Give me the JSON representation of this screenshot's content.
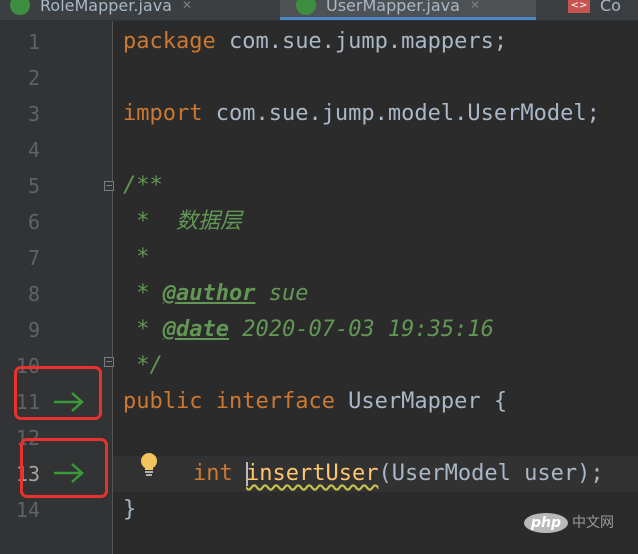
{
  "tabs": [
    {
      "label": "RoleMapper.java",
      "active": false
    },
    {
      "label": "UserMapper.java",
      "active": true
    },
    {
      "label": "Co",
      "active": false
    }
  ],
  "editor": {
    "line_numbers": [
      "1",
      "2",
      "3",
      "4",
      "5",
      "6",
      "7",
      "8",
      "9",
      "10",
      "11",
      "12",
      "13",
      "14"
    ],
    "current_line": "13",
    "lines": {
      "l1_kw": "package",
      "l1_rest": " com.sue.jump.mappers;",
      "l3_kw": "import",
      "l3_rest": " com.sue.jump.model.UserModel;",
      "l5": "/**",
      "l6": " *  数据层",
      "l7": " *",
      "l8_star": " * ",
      "l8_tag": "@author",
      "l8_val": " sue",
      "l9_star": " * ",
      "l9_tag": "@date",
      "l9_val": " 2020-07-03 19:35:16",
      "l10": " */",
      "l11_kw1": "public",
      "l11_kw2": " interface",
      "l11_rest": " UserMapper {",
      "l13_kw": "int",
      "l13_method": "insertUser",
      "l13_rest": "(UserModel user);",
      "l14": "}"
    }
  },
  "colors": {
    "keyword": "#cc7832",
    "doc": "#629755",
    "method": "#ffc66d",
    "highlight_box": "#e8322f",
    "gutter_arrow": "#3a9a3a"
  },
  "icons": [
    "java-class-icon",
    "fold-marker-icon",
    "implemented-arrow-icon",
    "lightbulb-icon"
  ],
  "watermark": {
    "badge": "php",
    "text": "中文网"
  }
}
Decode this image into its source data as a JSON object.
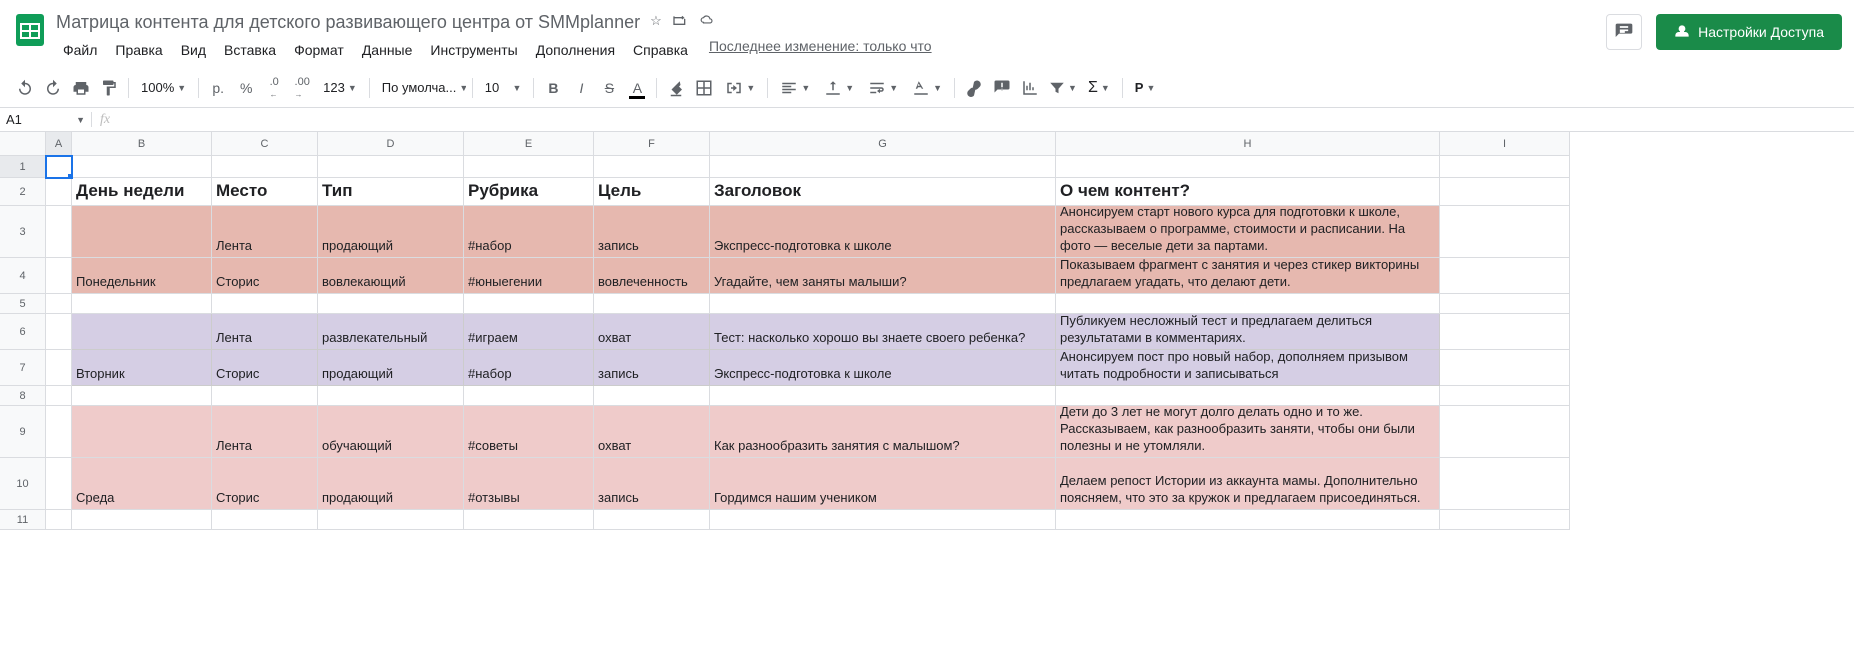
{
  "header": {
    "title": "Матрица контента для детского развивающего центра от SMMplanner",
    "menus": [
      "Файл",
      "Правка",
      "Вид",
      "Вставка",
      "Формат",
      "Данные",
      "Инструменты",
      "Дополнения",
      "Справка"
    ],
    "last_edit": "Последнее изменение: только что",
    "share_label": "Настройки Доступа"
  },
  "toolbar": {
    "zoom": "100%",
    "currency": "р.",
    "percent": "%",
    "dec_minus": ".0",
    "dec_plus": ".00",
    "format_more": "123",
    "font": "По умолча...",
    "font_size": "10"
  },
  "name_box": "A1",
  "columns": [
    "A",
    "B",
    "C",
    "D",
    "E",
    "F",
    "G",
    "H",
    "I"
  ],
  "headers_row": [
    "День недели",
    "Место",
    "Тип",
    "Рубрика",
    "Цель",
    "Заголовок",
    "О чем контент?"
  ],
  "rows": {
    "r3": {
      "C": "Лента",
      "D": "продающий",
      "E": "#набор",
      "F": "запись",
      "G": "Экспресс-подготовка к школе",
      "H": "Анонсируем старт нового курса для подготовки к школе, рассказываем о программе, стоимости и расписании. На фото — веселые дети за партами."
    },
    "r4": {
      "B": "Понедельник",
      "C": "Сторис",
      "D": "вовлекающий",
      "E": "#юныегении",
      "F": "вовлеченность",
      "G": "Угадайте, чем заняты малыши?",
      "H": "Показываем фрагмент с занятия и через стикер викторины предлагаем угадать, что делают дети."
    },
    "r6": {
      "C": "Лента",
      "D": "развлекательный",
      "E": "#играем",
      "F": "охват",
      "G": "Тест: насколько хорошо вы знаете своего ребенка?",
      "H": "Публикуем несложный тест и предлагаем делиться результатами в комментариях."
    },
    "r7": {
      "B": "Вторник",
      "C": "Сторис",
      "D": "продающий",
      "E": "#набор",
      "F": "запись",
      "G": "Экспресс-подготовка к школе",
      "H": "Анонсируем пост про новый набор, дополняем призывом читать подробности и записываться"
    },
    "r9": {
      "C": "Лента",
      "D": "обучающий",
      "E": "#советы",
      "F": "охват",
      "G": "Как разнообразить занятия с малышом?",
      "H": "Дети до 3 лет не могут долго делать одно и то же. Рассказываем, как разнообразить заняти, чтобы они были полезны и не утомляли."
    },
    "r10": {
      "B": "Среда",
      "C": "Сторис",
      "D": "продающий",
      "E": "#отзывы",
      "F": "запись",
      "G": "Гордимся нашим учеником",
      "H": "Делаем репост Истории из аккаунта мамы. Дополнительно поясняем, что это за кружок и предлагаем присоединяться."
    }
  }
}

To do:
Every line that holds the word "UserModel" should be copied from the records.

Task solution:
      "l3_rest": " com.sue.jump.model.UserModel;",
      "l13_rest": "(UserModel user);",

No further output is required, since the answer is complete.